▸ Stored records

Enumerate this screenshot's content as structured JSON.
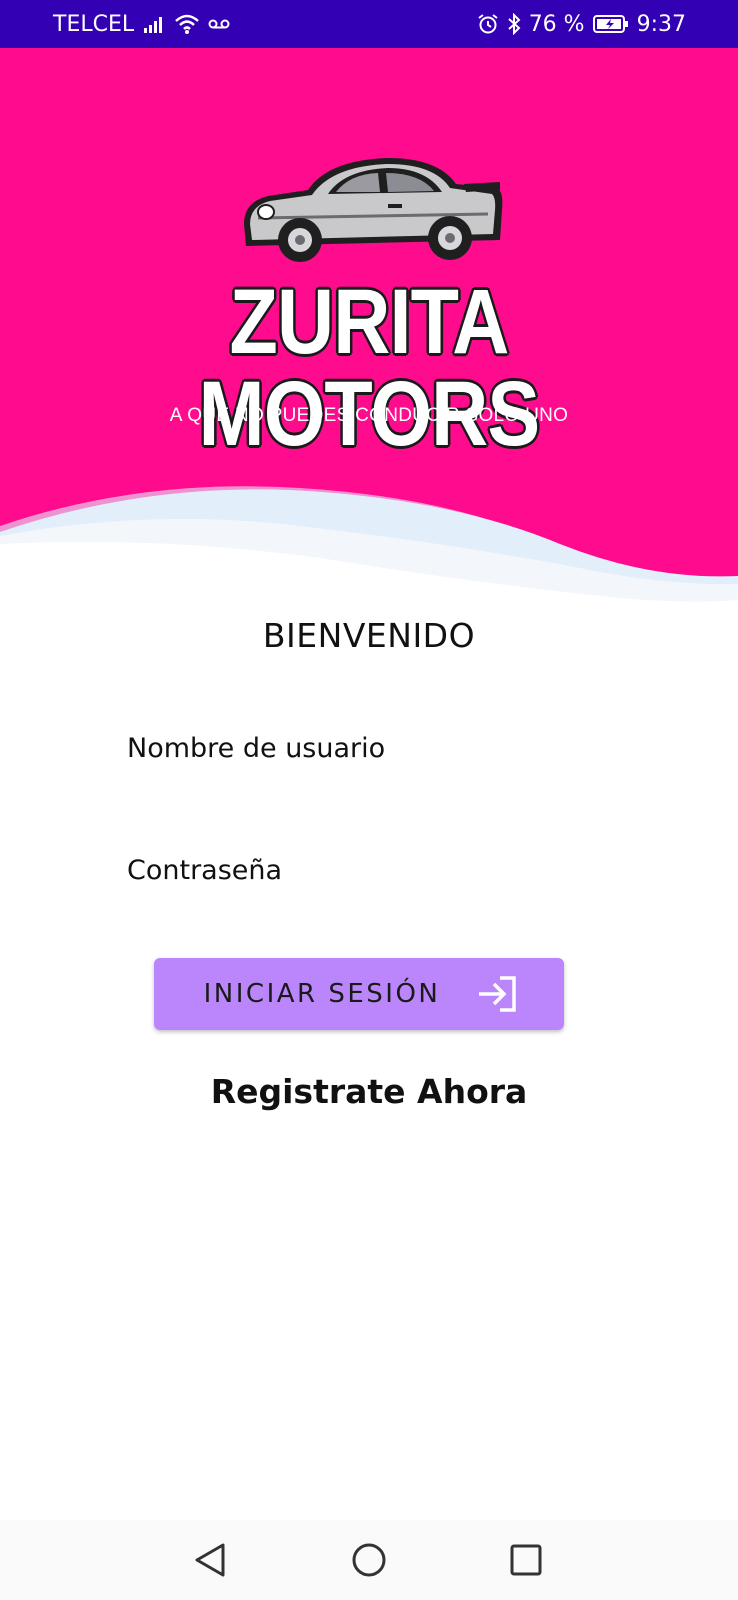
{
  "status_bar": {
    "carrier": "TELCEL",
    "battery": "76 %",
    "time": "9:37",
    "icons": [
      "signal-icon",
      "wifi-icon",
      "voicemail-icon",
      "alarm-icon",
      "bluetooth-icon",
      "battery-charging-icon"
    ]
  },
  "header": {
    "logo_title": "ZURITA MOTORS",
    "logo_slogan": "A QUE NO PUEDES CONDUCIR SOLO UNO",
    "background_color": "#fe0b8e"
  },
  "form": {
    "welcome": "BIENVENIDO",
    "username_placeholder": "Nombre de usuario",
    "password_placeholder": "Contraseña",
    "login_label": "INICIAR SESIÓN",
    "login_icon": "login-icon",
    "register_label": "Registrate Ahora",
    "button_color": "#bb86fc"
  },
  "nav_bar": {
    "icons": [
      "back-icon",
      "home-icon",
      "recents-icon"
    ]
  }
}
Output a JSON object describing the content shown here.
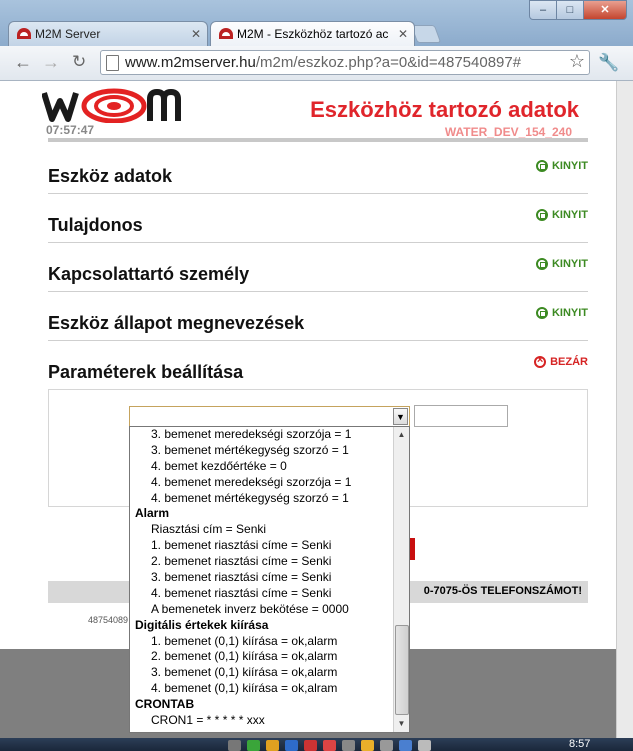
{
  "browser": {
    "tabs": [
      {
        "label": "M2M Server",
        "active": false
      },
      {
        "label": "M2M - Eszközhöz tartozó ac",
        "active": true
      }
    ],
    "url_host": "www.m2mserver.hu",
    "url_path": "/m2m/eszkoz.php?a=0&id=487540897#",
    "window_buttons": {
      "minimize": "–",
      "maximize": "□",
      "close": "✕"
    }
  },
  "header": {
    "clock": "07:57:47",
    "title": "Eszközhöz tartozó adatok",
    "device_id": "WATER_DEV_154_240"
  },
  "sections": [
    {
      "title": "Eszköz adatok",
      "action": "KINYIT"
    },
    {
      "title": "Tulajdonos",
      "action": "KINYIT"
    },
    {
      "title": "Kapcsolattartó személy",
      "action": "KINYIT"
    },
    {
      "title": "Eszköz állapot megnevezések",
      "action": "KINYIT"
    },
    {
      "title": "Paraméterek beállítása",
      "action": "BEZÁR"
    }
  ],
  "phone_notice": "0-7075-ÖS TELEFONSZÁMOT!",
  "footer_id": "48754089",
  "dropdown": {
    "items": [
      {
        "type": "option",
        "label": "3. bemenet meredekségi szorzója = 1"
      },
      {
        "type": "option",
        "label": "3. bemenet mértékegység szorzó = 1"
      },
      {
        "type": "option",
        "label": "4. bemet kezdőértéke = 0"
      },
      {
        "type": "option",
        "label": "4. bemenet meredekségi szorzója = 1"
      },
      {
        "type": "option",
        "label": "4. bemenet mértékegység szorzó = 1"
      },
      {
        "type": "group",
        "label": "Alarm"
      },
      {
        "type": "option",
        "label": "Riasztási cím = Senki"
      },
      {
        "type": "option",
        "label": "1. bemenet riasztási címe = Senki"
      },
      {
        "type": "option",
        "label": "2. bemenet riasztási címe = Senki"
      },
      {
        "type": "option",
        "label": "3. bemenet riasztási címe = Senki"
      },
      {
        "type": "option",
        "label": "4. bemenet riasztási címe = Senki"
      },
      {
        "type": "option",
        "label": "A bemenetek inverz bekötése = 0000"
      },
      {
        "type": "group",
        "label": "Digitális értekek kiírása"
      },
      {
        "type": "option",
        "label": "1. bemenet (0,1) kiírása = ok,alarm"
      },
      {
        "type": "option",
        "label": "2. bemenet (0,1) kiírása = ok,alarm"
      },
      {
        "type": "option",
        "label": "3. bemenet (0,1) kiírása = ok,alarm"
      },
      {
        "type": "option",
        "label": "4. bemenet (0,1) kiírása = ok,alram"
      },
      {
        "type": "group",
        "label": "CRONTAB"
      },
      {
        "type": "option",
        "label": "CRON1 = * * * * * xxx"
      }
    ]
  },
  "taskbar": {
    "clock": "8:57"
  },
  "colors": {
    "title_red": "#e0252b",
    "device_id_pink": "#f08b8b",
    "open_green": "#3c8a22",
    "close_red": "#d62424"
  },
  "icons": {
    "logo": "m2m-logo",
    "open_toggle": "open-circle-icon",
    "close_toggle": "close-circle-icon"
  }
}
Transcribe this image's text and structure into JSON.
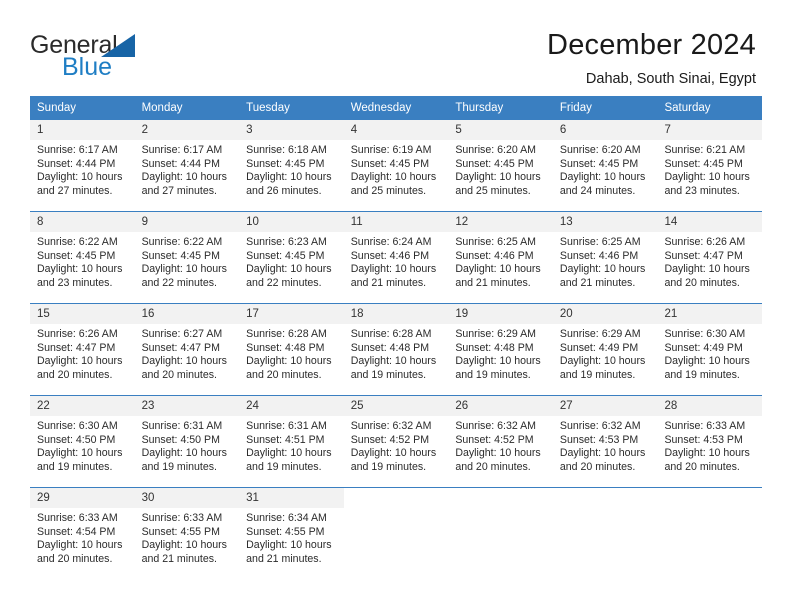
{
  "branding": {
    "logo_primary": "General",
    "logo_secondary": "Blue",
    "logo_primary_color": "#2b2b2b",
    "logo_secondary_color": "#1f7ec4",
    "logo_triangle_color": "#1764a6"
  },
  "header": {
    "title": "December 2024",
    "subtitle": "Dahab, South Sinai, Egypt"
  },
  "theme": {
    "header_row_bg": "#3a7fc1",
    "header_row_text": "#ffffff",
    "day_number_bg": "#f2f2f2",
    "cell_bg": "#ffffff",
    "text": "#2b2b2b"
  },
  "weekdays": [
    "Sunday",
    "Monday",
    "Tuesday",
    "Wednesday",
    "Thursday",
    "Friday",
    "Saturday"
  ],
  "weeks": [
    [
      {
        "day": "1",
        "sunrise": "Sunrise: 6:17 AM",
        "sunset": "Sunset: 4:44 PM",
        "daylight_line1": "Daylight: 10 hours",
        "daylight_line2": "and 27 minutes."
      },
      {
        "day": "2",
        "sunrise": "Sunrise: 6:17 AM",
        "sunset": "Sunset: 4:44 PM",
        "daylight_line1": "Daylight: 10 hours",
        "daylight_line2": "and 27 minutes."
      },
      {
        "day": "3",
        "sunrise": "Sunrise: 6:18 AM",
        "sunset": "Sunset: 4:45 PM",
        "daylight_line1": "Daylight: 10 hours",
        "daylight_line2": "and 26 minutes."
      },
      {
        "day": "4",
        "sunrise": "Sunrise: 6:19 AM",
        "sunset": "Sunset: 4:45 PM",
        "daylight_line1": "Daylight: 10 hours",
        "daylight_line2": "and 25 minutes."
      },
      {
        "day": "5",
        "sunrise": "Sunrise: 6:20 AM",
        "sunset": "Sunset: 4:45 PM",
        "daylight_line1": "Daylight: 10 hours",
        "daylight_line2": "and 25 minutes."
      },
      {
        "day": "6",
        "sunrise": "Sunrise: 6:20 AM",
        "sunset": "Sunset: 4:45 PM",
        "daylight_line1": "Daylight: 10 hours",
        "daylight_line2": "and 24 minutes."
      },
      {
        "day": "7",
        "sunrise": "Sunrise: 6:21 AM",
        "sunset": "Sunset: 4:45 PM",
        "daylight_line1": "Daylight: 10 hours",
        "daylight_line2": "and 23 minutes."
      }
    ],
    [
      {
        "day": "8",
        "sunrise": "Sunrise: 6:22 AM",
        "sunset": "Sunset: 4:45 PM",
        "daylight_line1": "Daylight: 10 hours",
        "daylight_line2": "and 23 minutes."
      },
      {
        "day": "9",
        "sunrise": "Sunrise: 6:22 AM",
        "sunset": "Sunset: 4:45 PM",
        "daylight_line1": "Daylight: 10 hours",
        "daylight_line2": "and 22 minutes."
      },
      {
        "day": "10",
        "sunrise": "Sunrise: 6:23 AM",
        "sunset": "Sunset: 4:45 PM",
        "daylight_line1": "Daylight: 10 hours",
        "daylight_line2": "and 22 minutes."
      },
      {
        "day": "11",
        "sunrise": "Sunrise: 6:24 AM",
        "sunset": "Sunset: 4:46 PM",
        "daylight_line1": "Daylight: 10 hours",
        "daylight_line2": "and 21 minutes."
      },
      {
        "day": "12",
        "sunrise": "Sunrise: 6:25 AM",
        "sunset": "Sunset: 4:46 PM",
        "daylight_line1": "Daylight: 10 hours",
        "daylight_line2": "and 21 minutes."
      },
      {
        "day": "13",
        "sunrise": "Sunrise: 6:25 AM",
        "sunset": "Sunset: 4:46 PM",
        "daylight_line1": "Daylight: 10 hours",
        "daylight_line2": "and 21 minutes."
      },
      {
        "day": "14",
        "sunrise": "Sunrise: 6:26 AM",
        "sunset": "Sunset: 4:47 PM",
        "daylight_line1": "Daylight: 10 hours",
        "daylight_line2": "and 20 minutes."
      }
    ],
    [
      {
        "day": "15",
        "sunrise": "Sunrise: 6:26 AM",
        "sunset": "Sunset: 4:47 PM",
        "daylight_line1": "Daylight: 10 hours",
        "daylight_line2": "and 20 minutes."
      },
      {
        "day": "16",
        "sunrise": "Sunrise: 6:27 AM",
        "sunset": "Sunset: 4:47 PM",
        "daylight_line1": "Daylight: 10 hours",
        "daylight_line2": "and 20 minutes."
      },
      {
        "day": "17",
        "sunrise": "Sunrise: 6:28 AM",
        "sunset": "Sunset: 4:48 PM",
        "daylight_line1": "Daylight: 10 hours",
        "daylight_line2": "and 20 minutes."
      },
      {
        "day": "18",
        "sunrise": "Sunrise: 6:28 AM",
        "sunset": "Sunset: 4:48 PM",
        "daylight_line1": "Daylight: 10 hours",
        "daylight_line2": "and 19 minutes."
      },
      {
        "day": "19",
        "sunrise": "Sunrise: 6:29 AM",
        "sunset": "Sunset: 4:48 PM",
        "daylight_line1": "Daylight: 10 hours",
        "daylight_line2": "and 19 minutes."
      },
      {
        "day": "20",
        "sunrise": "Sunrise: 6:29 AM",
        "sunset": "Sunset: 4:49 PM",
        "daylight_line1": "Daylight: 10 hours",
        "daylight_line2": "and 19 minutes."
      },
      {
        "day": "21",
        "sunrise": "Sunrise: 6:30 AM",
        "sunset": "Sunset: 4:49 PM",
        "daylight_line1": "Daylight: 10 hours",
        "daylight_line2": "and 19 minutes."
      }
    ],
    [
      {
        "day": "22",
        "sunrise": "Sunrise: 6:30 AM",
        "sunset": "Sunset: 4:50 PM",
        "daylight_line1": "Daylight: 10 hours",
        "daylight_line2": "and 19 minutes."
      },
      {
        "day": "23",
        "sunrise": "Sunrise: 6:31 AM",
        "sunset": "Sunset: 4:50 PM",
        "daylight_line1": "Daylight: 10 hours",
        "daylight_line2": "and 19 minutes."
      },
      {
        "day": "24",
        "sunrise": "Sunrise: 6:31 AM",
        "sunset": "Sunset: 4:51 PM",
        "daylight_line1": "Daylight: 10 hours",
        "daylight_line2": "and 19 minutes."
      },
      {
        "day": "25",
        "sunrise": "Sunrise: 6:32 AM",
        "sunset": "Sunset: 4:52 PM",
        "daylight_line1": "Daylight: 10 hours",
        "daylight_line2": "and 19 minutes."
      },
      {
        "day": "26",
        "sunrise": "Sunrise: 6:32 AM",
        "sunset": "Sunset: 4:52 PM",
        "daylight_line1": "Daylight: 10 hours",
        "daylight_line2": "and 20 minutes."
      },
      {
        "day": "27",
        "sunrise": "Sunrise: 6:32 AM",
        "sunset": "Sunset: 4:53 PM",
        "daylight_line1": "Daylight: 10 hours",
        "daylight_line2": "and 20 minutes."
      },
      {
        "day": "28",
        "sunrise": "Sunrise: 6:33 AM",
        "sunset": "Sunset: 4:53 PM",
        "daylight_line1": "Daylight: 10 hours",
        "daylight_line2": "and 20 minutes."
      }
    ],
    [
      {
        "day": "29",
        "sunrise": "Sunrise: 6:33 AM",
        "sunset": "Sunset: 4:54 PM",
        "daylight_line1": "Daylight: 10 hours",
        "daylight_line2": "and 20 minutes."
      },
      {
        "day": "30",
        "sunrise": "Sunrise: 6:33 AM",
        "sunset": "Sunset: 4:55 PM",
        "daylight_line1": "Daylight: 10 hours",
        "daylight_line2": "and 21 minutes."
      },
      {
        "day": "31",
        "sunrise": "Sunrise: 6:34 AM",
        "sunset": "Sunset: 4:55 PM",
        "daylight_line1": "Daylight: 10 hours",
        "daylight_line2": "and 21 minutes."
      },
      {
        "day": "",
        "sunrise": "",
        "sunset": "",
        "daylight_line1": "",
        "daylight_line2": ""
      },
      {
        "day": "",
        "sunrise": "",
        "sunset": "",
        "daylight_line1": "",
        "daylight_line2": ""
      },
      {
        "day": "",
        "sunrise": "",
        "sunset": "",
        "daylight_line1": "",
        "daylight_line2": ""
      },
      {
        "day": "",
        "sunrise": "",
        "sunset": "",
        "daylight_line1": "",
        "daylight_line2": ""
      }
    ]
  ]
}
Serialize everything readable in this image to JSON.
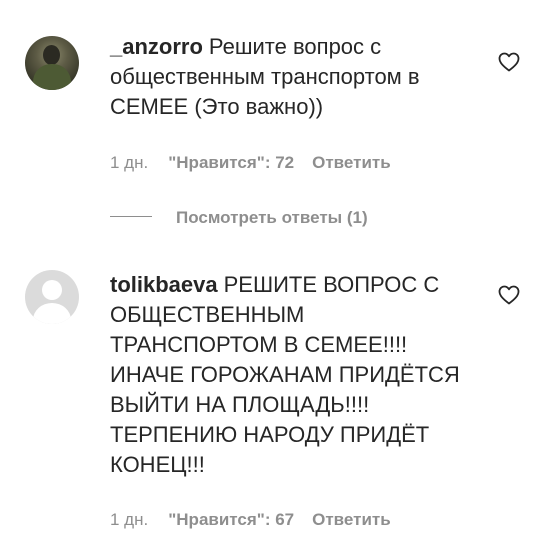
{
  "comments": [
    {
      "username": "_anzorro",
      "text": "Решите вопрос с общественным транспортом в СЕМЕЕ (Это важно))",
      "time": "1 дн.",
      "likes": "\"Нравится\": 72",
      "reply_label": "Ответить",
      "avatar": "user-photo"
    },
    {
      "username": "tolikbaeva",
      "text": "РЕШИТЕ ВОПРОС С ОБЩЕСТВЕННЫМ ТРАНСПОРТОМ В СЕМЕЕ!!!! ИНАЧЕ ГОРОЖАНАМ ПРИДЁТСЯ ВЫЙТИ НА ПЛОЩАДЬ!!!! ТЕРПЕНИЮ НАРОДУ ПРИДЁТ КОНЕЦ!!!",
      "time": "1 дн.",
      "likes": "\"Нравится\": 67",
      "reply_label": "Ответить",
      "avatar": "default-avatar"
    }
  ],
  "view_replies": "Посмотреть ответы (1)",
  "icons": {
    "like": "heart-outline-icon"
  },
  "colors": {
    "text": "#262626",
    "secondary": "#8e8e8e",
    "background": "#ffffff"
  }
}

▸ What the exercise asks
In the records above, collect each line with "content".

▸ Answer box
Enumerate this screenshot's content as structured JSON.
Output a JSON object describing the content shown here.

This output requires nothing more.